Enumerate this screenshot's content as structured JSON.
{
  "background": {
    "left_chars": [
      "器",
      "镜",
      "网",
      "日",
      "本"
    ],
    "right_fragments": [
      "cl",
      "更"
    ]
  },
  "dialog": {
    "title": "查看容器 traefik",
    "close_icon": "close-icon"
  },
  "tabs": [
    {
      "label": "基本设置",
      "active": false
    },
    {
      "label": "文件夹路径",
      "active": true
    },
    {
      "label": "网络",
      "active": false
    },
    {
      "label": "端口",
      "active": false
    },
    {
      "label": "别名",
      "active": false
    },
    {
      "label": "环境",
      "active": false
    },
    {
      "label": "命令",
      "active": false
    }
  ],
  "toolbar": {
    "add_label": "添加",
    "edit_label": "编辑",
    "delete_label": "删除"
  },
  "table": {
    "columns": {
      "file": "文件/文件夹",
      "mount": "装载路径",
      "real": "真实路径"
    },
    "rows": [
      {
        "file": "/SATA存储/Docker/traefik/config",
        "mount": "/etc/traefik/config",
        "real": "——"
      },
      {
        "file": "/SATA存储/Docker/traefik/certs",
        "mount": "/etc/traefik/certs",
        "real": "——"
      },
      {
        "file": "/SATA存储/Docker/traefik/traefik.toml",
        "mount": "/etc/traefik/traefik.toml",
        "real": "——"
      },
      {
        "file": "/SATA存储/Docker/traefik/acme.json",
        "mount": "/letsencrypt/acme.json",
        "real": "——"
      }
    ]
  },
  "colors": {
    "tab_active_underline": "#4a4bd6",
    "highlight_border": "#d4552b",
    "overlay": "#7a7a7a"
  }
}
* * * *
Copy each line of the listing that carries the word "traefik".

    "title": "查看容器 traefik",
        "file": "/SATA存储/Docker/traefik/config",
        "mount": "/etc/traefik/config",
        "file": "/SATA存储/Docker/traefik/certs",
        "mount": "/etc/traefik/certs",
        "file": "/SATA存储/Docker/traefik/traefik.toml",
        "mount": "/etc/traefik/traefik.toml",
        "file": "/SATA存储/Docker/traefik/acme.json",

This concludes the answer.